ANC leader Jacob Zuma was sworn in as South Africa's fourth president since the end of the apartheid era, in a glitzy ceremony Saturday that was be attended by heads of state, supporters and Zuma's three wives.
AFP - Jacob Zuma was sworn in as South Africa's fourth democratic president on Saturday at a glitzy inauguration attended by heads of state, a king, and tens of thousands of supporters.
Accompanied by his three wives, the controversial Zuma will take the oath of office at the seat of government, the Union Buildings in Pretoria, where some 30,000 onlookers are expected to gather on the lawns to witness the pomp and ceremony.

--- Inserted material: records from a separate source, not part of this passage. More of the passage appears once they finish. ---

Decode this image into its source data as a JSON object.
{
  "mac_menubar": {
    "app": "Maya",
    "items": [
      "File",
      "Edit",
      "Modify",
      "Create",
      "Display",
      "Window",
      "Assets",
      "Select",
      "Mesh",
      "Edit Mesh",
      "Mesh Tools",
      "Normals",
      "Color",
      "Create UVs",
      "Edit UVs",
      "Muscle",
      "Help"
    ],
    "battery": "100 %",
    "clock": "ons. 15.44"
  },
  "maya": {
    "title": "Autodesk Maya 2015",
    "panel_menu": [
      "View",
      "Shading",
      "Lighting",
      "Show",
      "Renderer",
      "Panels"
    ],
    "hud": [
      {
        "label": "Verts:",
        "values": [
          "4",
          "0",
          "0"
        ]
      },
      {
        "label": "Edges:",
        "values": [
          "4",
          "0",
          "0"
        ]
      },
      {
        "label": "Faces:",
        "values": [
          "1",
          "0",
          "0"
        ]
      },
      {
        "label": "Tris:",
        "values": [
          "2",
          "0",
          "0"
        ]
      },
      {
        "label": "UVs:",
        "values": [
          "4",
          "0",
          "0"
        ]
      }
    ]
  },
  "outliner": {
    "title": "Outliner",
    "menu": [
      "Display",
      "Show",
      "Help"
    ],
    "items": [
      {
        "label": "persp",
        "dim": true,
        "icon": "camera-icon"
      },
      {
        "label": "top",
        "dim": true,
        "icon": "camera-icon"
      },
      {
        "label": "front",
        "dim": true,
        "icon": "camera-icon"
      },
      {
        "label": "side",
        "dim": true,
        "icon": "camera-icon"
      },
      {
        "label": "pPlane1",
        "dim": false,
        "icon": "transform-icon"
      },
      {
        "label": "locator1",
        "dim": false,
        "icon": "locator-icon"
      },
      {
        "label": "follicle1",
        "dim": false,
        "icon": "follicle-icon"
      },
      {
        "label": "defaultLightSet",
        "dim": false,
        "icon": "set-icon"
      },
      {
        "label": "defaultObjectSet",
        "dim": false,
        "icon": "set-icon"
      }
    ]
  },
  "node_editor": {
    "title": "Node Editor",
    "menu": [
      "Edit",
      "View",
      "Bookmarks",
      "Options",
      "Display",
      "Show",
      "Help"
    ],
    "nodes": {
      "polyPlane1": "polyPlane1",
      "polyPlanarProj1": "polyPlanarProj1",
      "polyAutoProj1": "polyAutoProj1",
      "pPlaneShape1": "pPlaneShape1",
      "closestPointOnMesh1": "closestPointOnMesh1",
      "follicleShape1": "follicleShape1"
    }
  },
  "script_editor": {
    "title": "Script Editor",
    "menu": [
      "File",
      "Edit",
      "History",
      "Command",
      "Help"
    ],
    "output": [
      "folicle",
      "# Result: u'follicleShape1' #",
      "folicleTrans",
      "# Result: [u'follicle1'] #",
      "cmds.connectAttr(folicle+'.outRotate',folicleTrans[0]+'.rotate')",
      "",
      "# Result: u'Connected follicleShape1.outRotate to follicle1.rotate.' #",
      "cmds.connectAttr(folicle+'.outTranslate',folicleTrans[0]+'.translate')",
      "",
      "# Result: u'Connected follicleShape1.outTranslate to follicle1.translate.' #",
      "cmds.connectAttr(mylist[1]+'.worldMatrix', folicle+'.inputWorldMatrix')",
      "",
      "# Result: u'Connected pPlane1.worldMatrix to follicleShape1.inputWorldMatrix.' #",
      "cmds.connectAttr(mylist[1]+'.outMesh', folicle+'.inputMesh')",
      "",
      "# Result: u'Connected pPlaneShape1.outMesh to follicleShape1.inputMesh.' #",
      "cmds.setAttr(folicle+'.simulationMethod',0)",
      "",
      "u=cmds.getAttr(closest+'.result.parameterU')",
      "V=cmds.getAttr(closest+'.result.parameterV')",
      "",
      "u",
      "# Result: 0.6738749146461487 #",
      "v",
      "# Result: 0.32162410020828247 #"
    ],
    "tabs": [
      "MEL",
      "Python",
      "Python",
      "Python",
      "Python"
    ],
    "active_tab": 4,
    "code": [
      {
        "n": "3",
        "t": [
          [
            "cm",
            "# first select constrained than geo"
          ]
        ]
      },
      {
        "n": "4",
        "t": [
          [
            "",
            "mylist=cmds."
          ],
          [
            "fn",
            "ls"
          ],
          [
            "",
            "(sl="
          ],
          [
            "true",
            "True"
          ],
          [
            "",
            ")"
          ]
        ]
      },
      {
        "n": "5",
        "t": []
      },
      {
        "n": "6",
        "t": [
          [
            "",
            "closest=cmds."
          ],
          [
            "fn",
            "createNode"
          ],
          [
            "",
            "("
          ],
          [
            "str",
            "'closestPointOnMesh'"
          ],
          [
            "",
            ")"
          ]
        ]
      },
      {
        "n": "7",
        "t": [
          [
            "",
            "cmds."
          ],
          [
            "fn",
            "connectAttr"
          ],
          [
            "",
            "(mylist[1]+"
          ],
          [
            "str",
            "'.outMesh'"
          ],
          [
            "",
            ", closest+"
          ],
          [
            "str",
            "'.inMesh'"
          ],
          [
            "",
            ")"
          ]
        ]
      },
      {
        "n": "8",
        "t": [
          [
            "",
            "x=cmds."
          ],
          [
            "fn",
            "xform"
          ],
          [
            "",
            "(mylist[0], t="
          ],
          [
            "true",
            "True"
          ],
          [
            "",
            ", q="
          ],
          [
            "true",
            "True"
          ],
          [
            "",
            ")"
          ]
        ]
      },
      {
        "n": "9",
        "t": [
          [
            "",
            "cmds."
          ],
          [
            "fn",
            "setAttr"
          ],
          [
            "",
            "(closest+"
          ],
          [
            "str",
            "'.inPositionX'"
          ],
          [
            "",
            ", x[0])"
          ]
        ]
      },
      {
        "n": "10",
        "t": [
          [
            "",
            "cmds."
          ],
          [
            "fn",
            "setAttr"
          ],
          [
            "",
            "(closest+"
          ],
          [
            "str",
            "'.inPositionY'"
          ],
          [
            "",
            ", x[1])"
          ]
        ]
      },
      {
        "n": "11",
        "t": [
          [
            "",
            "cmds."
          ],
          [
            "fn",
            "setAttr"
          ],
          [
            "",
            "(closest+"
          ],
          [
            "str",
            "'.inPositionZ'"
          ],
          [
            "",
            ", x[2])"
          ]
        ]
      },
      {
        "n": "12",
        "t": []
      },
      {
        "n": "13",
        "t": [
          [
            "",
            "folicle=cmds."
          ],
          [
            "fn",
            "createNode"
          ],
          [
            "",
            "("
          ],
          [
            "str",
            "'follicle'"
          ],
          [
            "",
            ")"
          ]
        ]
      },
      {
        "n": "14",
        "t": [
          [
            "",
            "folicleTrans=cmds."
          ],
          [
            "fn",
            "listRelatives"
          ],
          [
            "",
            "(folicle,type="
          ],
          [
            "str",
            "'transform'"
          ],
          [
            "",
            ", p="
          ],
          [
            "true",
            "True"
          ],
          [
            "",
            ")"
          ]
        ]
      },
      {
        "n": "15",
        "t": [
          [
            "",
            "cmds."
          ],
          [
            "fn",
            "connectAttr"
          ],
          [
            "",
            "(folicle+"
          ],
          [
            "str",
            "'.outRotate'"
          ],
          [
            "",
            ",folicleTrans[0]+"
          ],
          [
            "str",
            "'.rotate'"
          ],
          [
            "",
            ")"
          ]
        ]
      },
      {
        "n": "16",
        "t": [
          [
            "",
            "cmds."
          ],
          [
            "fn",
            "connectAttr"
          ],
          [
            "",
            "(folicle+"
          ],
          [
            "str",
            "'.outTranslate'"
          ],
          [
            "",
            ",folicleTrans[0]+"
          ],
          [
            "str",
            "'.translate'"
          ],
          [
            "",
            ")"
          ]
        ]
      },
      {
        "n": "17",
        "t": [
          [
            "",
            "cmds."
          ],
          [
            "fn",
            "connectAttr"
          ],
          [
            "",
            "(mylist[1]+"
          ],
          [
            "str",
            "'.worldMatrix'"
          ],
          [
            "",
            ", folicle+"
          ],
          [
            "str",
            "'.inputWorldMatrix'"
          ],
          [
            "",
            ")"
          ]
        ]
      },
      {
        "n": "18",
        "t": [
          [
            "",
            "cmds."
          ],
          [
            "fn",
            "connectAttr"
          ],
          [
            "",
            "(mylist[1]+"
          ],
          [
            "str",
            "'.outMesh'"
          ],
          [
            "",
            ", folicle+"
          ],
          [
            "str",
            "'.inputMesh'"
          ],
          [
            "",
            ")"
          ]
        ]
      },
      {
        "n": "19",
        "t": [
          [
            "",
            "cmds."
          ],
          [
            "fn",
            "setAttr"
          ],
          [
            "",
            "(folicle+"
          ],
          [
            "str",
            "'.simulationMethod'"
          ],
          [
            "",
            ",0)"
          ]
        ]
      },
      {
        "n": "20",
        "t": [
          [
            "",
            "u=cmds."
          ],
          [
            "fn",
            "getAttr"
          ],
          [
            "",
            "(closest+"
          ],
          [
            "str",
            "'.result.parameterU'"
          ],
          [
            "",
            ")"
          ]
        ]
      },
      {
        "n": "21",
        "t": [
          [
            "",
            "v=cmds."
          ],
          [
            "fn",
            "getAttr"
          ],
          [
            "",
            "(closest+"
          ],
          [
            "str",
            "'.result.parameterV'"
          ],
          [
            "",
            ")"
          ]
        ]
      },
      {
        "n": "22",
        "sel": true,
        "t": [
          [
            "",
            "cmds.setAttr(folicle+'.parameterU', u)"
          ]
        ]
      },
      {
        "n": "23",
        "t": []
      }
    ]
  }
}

The 67-year-old was elected president by parliament, after his African National Congress (ANC) swept general elections two weeks ago, despite frustrations at poor public services after 15 years as the ruling party.
A lavish lunch, air force displays and entertainment will woo nearly 30 heads of state and 5,000 invited guests on the day.
The ceremony's budget is reported at 75 million rands (8.9 million dollars, 6.6 million euros), excluding the cost of security. But Zuma has vowed it is straight to work for him and the cabinet he will unveil on Sunday.
His anti-poverty campaign and pledges for rapid improvements to education, unemployment and crime received popular support and he has promised to work quickly to boost the nation's limping public services while bolstering the economy.
"It is my fervent hope that our public servants heard our campaign message and understand that it shall not be business as usual," he told parliament, shortly after lawmakers named him the new president.
"We expect hard work and utmost dedication," he said.
Speculation has been rife over who he will appoint to his cabinet, after his predecessor Thabo Mbeki was criticised for keeping on lacklustre ministers.
He will also have to be more inclusive of his leftist backers who supported him throughout his eight-year corruption trial, but has warned that posts will not necessarily be kept for friends.
Portfolios being closely watched include finance, with the popular Trevor Manuel said to be unlikely to return; health, a one-time fiasco of AIDS denialism, only recently revived under Barbara Hogan; and education, which is likely to be split in two.
A polygamist with 19 children and a sketchy history with the courts, Zuma embraces his Zulu tradition with a passion that has proved unnerving to some at home and abroad.
He has been billed as the ultimate come-back kid after fighting a political duel which resulted in Mbeki stepping down and having corruption charges dropped just weeks before the elections.
The inauguration has already drawn complaints from activists over high-profile visitors from countries with dictatorial or scandal-plagued governments.
These include officials from North Korea, Zimbabwe's President Robert Mugabe and King Mswati III of Swaziland, Africa's last absolute monarch.
Major western countries are sending lower-ranking officials, including Britain's junior foreign minister Mark Malloch Brown, US Trade Representative Ron Kirk, and French secretary of state for human rights Rama Yade.
South Africa's first democratically elected president Nelson Mandela has been invited but has yet to confirm if he will attend while outspoken Zuma critic Archbishop Desmond Tutu is out of the country and will not be present.
Date created : 2009-05-09